[Excerpts from an interface dataset]
───

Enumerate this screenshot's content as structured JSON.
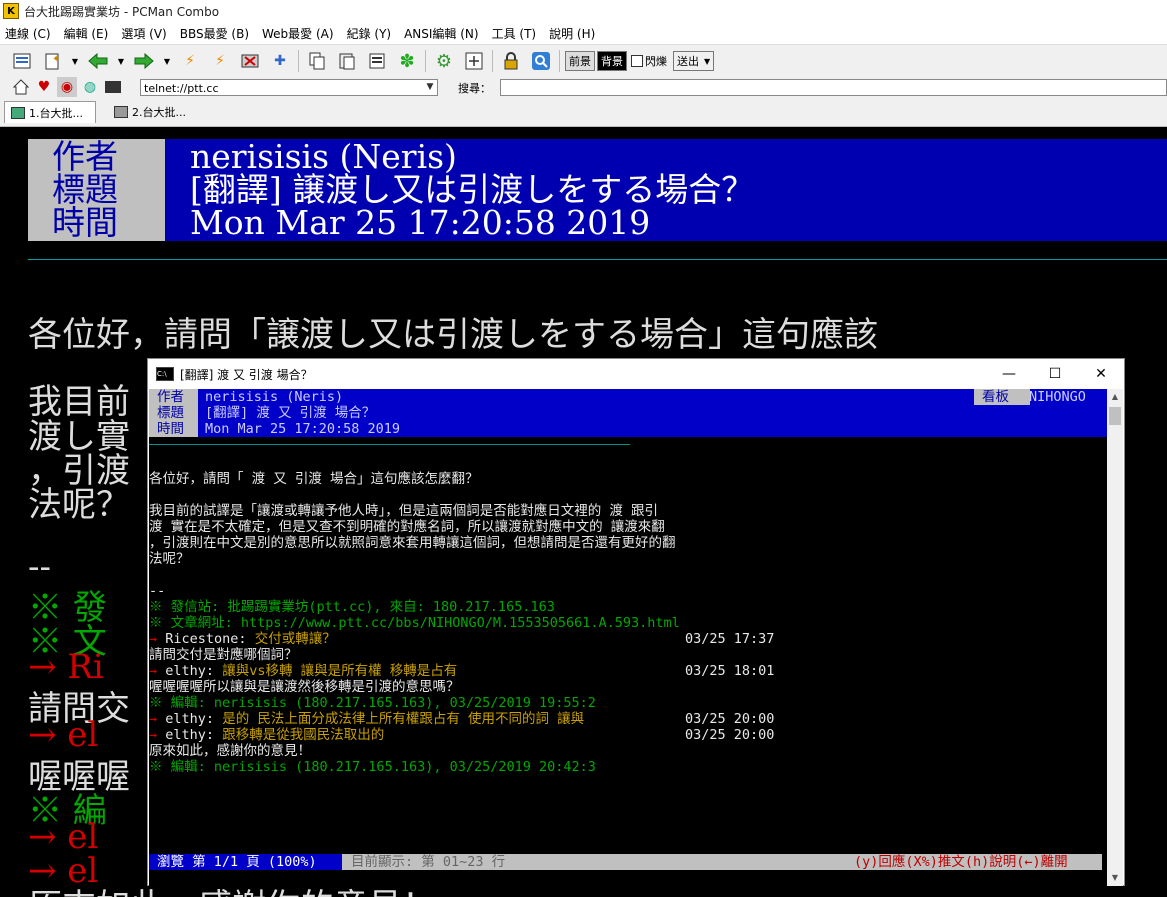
{
  "window": {
    "title": "台大批踢踢實業坊 - PCMan Combo"
  },
  "menu": [
    "連線 (C)",
    "編輯 (E)",
    "選項 (V)",
    "BBS最愛 (B)",
    "Web最愛 (A)",
    "紀錄 (Y)",
    "ANSI編輯 (N)",
    "工具 (T)",
    "說明 (H)"
  ],
  "toolbar": {
    "fg_label": "前景",
    "bg_label": "背景",
    "blink_label": "閃爍",
    "send_label": "送出"
  },
  "address": {
    "value": "telnet://ptt.cc"
  },
  "search": {
    "label": "搜尋：",
    "value": ""
  },
  "tabs": [
    {
      "label": "1.台大批..."
    },
    {
      "label": "2.台大批..."
    }
  ],
  "article": {
    "author_label": "作者",
    "author": "nerisisis (Neris)",
    "title_label": "標題",
    "title": "[翻譯] 譲渡し又は引渡しをする場合？",
    "time_label": "時間",
    "time": "Mon Mar 25 17:20:58 2019",
    "bg_lines": [
      "各位好，請問「譲渡し又は引渡しをする場合」這句應該",
      "我目前",
      "渡し實",
      "，引渡",
      "法呢？",
      "--",
      "※ 發",
      "※ 文",
      "→ Ri",
      "請問交",
      "→ el",
      "喔喔喔",
      "※ 編",
      "→ el",
      "→ el",
      "原來如此，感謝你的意見！"
    ]
  },
  "telnet": {
    "title": "[翻譯]   渡 又 引渡       場合？",
    "author_label": "作者",
    "author": "nerisisis (Neris)",
    "title_label": "標題",
    "time_label": "時間",
    "time": "Mon Mar 25 17:20:58 2019",
    "board_label": "看板",
    "board": "NIHONGO",
    "body": [
      "各位好，請問「  渡 又 引渡       場合」這句應該怎麼翻？",
      "我目前的試譯是「讓渡或轉讓予他人時」，但是這兩個詞是否能對應日文裡的  渡 跟引",
      "渡  實在是不太確定，但是又查不到明確的對應名詞，所以讓渡就對應中文的 讓渡來翻",
      "，引渡則在中文是別的意思所以就照詞意來套用轉讓這個詞，但想請問是否還有更好的翻",
      "法呢？",
      "--"
    ],
    "sig1": "※ 發信站: 批踢踢實業坊(ptt.cc), 來自: 180.217.165.163",
    "sig2": "※ 文章網址: https://www.ptt.cc/bbs/NIHONGO/M.1553505661.A.593.html",
    "c1_arrow": "→",
    "c1_user": "Ricestone:",
    "c1_text": "交付或轉讓？",
    "c1_time": "03/25 17:37",
    "reply1": "請問交付是對應哪個詞？",
    "c2_arrow": "→",
    "c2_user": "elthy:",
    "c2_text": "讓與vs移轉 讓與是所有權 移轉是占有",
    "c2_time": "03/25 18:01",
    "reply2": "喔喔喔喔所以讓與是讓渡然後移轉是引渡的意思嗎？",
    "edit1": "※ 編輯: nerisisis (180.217.165.163), 03/25/2019 19:55:2",
    "c3_arrow": "→",
    "c3_user": "elthy:",
    "c3_text": "是的 民法上面分成法律上所有權跟占有 使用不同的詞 讓與",
    "c3_time": "03/25 20:00",
    "c4_arrow": "→",
    "c4_user": "elthy:",
    "c4_text": "跟移轉是從我國民法取出的",
    "c4_time": "03/25 20:00",
    "reply3": "原來如此，感謝你的意見！",
    "edit2": "※ 編輯: nerisisis (180.217.165.163), 03/25/2019 20:42:3",
    "status_left": "瀏覽 第 1/1 頁 (100%)",
    "status_mid": "目前顯示: 第 01~23 行",
    "status_right": "(y)回應(X%)推文(h)說明(←)離開"
  }
}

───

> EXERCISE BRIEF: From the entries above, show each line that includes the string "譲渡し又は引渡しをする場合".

> ANSWER FOR THIS EXERCISE:
    "title": "[翻譯] 譲渡し又は引渡しをする場合？",
      "各位好，請問「譲渡し又は引渡しをする場合」這句應該",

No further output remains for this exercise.